ok, I admit it, I am anal. You were warned. If a hide is oily first thing I do is figure out why. if the answer is it wasn't well scraped (often the case when buying something unusual that was part of an aviary etc) I scrape it down to skin. then I wash it, with the gentlest stuff that will do the job. Frequently this is a bit of simple green and water- especially with poorly scraped hides. once it is washed I blot it (not rub like you would hair- just press down with dry cloths and lift) then dry the feathers with a hair drier so they go back to looking like feathers should. once this is done, I peg the skin out on a board hide side up using thumb tacks, and use either Borax (heavy oil from very poor scraping) salt (just a bit of scraping needed pretty well done mostly- this is the case with some whiting I purchased in the past.) or corn meal (very light oiliness left skin was properly scraped but perhaps not soon enough) Borax I find is much more likely to cause a very dry paper like skin that will potentially tear, so I do not use that on a previously treated hide unless it really soaked up a good deal of oil. salt is a mid point, it does dry the hide and draws a good deal of oil out and a few days under a good layer of salt is sometimes just what a hide needs. Corn meal is good for when there doesn't seem to be a good reason for where the oil is coming from. I can tell you from experience that if you slaughter more today than you can clean, scrape, wash, treat, peg out and borax, that after a nice hot July evening when you get to them tomorrow a great deal of the fat that needs to be scraped from the skin has melted and seemingly coated the skin, chances are that a good deal of it is in the skin and will slowly come out making your feathers oily without there being a good reason that's obvious. No one ever plans on having to process a hide the next day, but too often odd things happen like ones son falling out of a tree and breaking his arm resulting in being at the hospital from 3pm till after 11pm. Honey do's are often another issue. I also find a few of these in 'commercial' hides, and I assume that they for one reason or another just sat longer than is good. (should be noted that when I am slaughtering and processing the hides, I slaughter, process the hide, slaughter the next and so on so I never have to deal with more than one of these.)

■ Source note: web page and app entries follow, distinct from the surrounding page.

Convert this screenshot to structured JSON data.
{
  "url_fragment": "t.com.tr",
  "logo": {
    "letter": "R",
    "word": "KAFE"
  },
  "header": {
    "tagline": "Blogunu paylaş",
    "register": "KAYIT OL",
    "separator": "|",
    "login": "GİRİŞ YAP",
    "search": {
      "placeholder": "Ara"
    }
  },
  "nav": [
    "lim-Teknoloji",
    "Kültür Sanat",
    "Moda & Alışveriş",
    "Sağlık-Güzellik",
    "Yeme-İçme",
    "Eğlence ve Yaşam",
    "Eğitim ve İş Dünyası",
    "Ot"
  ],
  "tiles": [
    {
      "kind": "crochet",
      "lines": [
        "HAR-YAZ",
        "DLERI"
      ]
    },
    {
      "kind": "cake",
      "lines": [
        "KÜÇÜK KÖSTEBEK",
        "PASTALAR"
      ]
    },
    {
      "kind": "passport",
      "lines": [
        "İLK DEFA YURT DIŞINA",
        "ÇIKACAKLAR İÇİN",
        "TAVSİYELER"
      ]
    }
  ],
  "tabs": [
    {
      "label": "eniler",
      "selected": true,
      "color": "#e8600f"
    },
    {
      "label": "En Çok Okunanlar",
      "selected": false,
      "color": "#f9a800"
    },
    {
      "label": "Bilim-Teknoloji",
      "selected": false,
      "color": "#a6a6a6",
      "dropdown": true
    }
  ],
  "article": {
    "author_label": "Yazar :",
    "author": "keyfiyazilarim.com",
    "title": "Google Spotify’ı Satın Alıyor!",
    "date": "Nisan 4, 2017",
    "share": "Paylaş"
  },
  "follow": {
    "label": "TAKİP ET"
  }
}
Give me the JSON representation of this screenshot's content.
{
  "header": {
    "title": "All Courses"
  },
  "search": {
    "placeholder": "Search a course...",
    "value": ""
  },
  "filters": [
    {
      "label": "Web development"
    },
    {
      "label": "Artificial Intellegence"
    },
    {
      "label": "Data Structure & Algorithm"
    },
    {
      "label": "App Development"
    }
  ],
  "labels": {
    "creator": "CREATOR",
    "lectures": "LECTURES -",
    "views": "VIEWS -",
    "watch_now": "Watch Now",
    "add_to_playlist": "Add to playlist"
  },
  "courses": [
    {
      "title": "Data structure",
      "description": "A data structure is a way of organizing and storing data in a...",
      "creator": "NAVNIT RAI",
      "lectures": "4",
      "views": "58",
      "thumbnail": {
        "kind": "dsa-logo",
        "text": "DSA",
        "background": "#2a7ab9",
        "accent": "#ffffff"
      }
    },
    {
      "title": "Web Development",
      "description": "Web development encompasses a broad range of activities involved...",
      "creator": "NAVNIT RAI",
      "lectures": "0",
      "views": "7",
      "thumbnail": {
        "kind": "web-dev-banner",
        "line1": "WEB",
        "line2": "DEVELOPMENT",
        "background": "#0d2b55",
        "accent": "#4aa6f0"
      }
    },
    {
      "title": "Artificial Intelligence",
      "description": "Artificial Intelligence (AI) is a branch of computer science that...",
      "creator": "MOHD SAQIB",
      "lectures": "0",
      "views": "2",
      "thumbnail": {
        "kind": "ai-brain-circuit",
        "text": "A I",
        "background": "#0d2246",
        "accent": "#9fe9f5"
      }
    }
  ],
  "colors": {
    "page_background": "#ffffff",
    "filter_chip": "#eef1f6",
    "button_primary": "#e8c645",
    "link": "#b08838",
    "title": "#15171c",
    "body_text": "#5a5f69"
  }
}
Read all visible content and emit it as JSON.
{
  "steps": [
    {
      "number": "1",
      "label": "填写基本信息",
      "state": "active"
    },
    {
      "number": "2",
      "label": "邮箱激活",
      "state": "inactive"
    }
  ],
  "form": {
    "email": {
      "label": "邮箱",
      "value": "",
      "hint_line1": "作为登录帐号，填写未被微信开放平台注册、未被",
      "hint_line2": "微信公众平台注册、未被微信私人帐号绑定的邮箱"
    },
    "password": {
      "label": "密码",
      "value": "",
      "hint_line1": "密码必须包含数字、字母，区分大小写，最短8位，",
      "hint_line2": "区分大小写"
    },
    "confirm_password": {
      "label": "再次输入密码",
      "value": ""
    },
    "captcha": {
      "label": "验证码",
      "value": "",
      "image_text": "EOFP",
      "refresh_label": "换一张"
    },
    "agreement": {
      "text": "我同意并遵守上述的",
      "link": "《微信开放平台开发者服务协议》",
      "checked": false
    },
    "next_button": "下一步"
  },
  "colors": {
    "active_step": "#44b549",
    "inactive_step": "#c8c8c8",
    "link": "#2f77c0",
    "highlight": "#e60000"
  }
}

There is a fascinating paper titled "Feather mites play a role in cleaning host feathers: New insights from DNA metabarcoding and microscopy" by Jorge Dona, et al That looks at the gut contents of feather mites and identifies what they eat. it most appears to be bacteria that live on feathers and in the oils of feathers. it also appears that the mites are not what damages the feathers (quote: " in spite of using primers suitable for amplifying degraded bird DNA. We observed no obvious feather filaments in our microscopy analysis, but this and our molecular study would not have been able to identify tiny (non-DNA-bearing) fragments of feathers, which have been occasionally reported in microscopy studies. The chelicerae of vane-dwelling feather mites do not seem capable of cutting or tearing intact feathers, so if the tiny fragments we observed in the guts are indeed feather fragments, they would likely be ingested along with other loose material. In addition, we found a high prevalence of both keratinophilic and pathogenic fungal taxa") Now what this means in a nutshell is that even if a feather collection is mite free, it can still be damaged by bacteria that can live in the oils. This of course requires that they somehow are introduced (or perhaps survive processing?) If there is a 'rancid' smell then there is likely some sort of bacterial action, is it a harmful taxa? I couldn't say, but decided fairly quickly I dislike the idea and do try to keep my collection as free from possible food sources of bacteria as possible which does mean removing any excessive oils.
you were warned...
Added: be aware you can not, should not and must not remove all oil from feathers or they will be damaged. Only try to do more than simply wash them if there is for some reason excessive oil in the attached skin that is leeching out onto the feathers. The oil present in a properly cleaned and processed hide is not enough to host an invading colony of destructive bacteria, its not a reason for concern, the process in effect preserves the hide to a large degree, proving that bacterial action is not a major concern. the only time to be concerned is when there is excessive oil present, unpleasant odor or visual confirmation of bacterial/fungal infestation of the hide. so a tiny bit of oil- if it bothers you, wash them and blow dry them.